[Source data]
____________

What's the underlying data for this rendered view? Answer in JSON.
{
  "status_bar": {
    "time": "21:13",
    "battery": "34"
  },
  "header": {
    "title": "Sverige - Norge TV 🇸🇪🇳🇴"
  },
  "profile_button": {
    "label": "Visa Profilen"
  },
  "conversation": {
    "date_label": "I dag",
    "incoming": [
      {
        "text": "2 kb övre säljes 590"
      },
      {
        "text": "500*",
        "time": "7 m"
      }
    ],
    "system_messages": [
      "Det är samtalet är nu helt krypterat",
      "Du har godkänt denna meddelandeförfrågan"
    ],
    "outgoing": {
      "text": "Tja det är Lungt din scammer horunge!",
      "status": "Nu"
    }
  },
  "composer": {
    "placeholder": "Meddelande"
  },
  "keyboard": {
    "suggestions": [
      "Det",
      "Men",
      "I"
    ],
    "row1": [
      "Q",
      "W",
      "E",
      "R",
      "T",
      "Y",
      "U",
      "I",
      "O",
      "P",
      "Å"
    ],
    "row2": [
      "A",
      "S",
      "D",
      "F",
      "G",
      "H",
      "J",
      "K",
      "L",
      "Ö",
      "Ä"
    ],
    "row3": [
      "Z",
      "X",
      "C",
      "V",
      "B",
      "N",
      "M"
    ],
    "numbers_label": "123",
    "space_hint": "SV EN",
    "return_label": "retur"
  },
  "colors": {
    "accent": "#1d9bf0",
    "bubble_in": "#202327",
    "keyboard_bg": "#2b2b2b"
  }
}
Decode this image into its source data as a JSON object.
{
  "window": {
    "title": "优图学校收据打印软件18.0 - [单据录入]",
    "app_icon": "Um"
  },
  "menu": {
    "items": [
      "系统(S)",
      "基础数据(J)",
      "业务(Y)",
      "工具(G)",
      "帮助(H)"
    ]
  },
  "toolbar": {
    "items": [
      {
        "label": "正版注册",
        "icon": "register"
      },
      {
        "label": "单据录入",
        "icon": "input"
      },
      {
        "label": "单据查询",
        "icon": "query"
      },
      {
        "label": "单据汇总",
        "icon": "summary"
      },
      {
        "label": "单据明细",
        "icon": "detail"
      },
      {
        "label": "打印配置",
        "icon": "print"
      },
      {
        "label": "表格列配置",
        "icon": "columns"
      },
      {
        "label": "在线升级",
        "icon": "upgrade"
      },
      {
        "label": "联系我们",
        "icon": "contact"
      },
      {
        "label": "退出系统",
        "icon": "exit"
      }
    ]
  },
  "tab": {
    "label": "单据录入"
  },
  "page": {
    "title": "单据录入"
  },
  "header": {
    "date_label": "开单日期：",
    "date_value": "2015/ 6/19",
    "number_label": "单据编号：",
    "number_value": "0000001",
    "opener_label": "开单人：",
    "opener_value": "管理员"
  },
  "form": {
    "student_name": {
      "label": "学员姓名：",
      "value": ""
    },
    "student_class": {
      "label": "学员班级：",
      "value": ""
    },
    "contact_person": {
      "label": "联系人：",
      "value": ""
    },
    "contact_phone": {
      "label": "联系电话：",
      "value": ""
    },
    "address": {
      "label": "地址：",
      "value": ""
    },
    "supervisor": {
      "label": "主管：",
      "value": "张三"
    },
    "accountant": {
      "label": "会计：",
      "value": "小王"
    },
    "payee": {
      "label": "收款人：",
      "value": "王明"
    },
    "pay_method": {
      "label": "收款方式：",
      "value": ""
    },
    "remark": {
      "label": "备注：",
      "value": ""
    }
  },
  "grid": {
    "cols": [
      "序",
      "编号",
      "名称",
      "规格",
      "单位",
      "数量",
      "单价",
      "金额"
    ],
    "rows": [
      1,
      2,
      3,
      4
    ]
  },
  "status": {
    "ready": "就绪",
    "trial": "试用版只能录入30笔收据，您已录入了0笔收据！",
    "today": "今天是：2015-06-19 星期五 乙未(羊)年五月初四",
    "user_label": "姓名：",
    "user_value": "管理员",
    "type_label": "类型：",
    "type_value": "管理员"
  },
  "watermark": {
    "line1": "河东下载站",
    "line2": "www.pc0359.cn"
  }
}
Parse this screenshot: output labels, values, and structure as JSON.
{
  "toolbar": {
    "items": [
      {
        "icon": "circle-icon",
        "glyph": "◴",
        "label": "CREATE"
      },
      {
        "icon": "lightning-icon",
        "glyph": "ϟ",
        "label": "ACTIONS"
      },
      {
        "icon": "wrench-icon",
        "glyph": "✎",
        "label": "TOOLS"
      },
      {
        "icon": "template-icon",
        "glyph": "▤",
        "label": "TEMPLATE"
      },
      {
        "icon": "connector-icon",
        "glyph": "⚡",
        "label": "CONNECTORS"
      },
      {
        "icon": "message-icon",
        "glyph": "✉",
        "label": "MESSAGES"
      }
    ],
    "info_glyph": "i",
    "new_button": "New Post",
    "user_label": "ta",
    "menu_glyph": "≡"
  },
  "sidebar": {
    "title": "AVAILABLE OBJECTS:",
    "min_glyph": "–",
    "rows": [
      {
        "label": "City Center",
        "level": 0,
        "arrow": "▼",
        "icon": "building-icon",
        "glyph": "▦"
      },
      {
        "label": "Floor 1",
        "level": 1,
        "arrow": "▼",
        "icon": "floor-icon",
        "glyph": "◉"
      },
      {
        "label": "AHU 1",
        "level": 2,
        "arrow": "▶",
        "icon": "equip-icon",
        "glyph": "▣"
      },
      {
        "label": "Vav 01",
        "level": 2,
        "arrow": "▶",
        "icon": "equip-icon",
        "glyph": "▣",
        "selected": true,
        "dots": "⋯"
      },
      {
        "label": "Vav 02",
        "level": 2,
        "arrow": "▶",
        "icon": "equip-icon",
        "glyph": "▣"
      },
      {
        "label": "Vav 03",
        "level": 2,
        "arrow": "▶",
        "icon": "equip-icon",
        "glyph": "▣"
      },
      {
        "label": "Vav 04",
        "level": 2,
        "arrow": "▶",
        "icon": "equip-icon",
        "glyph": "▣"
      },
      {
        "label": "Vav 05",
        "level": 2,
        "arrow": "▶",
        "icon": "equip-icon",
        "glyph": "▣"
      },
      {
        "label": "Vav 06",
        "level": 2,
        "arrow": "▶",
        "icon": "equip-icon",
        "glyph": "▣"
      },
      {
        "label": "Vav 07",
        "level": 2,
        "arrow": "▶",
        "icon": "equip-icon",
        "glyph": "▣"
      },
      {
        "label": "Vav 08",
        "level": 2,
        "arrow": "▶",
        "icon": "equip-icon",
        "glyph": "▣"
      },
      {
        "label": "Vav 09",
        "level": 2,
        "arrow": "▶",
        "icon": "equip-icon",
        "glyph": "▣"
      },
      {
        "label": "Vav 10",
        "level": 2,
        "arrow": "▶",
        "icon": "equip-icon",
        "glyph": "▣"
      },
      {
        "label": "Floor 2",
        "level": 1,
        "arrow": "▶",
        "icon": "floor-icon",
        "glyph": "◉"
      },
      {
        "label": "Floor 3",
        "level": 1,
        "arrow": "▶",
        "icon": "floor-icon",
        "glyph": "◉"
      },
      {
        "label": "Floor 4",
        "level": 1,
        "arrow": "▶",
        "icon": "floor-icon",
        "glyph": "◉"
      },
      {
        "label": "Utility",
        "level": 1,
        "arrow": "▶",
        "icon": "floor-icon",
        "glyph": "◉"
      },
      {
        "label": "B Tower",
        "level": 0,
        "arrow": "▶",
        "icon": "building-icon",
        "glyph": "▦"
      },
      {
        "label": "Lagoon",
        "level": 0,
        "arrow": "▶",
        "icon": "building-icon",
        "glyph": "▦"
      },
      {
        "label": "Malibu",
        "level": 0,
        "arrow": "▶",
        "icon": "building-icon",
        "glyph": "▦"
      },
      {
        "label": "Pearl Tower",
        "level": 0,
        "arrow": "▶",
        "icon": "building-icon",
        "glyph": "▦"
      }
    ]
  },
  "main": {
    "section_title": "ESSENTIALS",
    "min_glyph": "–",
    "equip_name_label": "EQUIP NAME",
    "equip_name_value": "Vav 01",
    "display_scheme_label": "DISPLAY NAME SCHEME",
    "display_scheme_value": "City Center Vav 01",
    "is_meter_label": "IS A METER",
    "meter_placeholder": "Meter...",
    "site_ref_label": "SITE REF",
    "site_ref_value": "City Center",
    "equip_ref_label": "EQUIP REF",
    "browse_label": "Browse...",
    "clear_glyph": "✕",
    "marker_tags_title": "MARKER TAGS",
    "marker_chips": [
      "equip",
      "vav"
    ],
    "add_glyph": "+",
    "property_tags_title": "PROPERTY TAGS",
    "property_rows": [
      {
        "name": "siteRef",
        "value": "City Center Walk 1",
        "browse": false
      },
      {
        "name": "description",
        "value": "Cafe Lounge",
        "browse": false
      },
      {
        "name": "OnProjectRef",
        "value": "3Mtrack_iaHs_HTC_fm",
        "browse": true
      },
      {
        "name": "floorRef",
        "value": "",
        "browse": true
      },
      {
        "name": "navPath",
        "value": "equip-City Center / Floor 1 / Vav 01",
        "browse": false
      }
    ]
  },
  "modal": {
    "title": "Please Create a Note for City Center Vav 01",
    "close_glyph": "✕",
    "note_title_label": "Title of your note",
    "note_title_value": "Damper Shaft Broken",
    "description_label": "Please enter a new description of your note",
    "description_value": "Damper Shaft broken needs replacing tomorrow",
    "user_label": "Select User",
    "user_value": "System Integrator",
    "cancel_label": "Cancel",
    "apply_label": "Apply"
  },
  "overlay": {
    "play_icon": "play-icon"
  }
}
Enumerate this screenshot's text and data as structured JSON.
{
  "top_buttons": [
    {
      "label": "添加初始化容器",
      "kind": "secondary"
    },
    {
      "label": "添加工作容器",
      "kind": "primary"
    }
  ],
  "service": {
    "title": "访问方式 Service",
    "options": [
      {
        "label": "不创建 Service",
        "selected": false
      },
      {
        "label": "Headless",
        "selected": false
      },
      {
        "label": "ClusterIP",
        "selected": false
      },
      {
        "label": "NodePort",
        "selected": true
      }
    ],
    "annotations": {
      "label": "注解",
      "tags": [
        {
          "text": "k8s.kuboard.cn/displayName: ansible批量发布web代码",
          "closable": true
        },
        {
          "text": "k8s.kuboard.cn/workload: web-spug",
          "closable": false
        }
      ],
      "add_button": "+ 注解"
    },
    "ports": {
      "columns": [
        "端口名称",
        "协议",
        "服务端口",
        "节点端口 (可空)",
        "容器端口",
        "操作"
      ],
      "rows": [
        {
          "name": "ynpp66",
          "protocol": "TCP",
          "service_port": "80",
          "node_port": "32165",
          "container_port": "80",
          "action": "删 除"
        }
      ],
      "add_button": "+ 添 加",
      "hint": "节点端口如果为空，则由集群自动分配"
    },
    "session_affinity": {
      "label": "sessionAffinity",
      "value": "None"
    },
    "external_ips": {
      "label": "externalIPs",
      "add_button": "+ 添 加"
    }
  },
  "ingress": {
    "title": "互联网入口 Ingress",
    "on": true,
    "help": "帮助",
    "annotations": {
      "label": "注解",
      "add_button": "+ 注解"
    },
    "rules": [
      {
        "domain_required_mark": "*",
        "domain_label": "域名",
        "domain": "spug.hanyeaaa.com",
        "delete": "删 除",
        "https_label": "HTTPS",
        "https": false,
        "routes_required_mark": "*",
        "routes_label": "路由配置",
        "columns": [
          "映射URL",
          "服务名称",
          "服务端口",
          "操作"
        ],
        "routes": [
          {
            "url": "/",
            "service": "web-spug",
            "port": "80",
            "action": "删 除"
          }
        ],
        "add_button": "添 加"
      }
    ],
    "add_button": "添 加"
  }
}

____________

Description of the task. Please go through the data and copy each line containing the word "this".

Result.
What's the underlying data for this rendered view? Answer in JSON.
Decode this image into its source data as a JSON object.
Parse this screenshot: output labels, values, and structure as JSON.
Enumerate this screenshot's text and data as structured JSON.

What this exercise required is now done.